Excerpts from an interface dataset:
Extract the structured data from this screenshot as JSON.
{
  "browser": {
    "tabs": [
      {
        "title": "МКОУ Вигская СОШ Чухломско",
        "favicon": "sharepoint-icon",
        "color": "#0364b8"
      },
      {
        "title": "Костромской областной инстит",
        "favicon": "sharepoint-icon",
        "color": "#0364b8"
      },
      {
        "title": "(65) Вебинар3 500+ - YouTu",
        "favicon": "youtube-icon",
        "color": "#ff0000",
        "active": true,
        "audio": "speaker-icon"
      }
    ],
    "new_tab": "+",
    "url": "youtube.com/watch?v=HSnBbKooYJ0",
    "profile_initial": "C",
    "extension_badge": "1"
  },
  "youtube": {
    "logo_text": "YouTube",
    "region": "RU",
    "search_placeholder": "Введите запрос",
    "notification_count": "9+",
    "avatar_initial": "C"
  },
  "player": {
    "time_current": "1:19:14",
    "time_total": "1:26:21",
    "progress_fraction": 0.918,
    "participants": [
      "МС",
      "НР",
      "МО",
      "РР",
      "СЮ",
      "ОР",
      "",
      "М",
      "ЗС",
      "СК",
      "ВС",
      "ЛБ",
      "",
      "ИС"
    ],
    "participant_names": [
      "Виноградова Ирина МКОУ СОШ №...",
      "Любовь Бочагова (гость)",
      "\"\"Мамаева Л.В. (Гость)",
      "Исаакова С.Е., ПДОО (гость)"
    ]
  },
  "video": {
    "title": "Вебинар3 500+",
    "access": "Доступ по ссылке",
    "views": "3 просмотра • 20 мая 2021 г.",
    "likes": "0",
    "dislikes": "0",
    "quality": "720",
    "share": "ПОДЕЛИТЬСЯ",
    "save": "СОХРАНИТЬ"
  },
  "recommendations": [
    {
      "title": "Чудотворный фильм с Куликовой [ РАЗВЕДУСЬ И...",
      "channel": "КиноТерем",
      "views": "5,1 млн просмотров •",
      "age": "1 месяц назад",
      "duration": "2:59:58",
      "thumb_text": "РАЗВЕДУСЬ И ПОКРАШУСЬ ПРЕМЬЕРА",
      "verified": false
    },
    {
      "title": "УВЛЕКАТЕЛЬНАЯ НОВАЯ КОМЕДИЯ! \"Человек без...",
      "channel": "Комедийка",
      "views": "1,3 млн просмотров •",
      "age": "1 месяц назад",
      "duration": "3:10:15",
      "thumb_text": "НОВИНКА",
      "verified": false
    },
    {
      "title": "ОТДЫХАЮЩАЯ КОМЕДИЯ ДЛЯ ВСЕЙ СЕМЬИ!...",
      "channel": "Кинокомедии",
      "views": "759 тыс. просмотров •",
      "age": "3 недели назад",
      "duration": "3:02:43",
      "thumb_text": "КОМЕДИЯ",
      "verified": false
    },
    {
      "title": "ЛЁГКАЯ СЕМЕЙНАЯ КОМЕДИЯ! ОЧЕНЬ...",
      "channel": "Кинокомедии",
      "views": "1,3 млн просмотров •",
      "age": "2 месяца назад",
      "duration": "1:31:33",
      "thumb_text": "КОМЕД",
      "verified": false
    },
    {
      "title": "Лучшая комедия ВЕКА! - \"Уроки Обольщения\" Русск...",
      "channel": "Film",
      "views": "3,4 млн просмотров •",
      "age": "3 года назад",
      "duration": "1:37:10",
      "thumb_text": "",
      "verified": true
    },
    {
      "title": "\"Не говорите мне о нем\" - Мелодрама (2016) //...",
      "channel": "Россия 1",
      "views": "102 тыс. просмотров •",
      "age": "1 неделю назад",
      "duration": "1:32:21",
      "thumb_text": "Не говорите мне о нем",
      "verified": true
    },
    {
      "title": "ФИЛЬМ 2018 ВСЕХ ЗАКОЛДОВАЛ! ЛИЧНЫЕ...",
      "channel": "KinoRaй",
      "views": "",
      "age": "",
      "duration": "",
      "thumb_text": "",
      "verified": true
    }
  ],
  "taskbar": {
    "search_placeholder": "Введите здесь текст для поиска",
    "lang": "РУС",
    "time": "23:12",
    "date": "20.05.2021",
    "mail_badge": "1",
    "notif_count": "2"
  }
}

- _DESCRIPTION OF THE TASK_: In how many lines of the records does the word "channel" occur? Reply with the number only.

- _SOLVED PROBLEM_: 7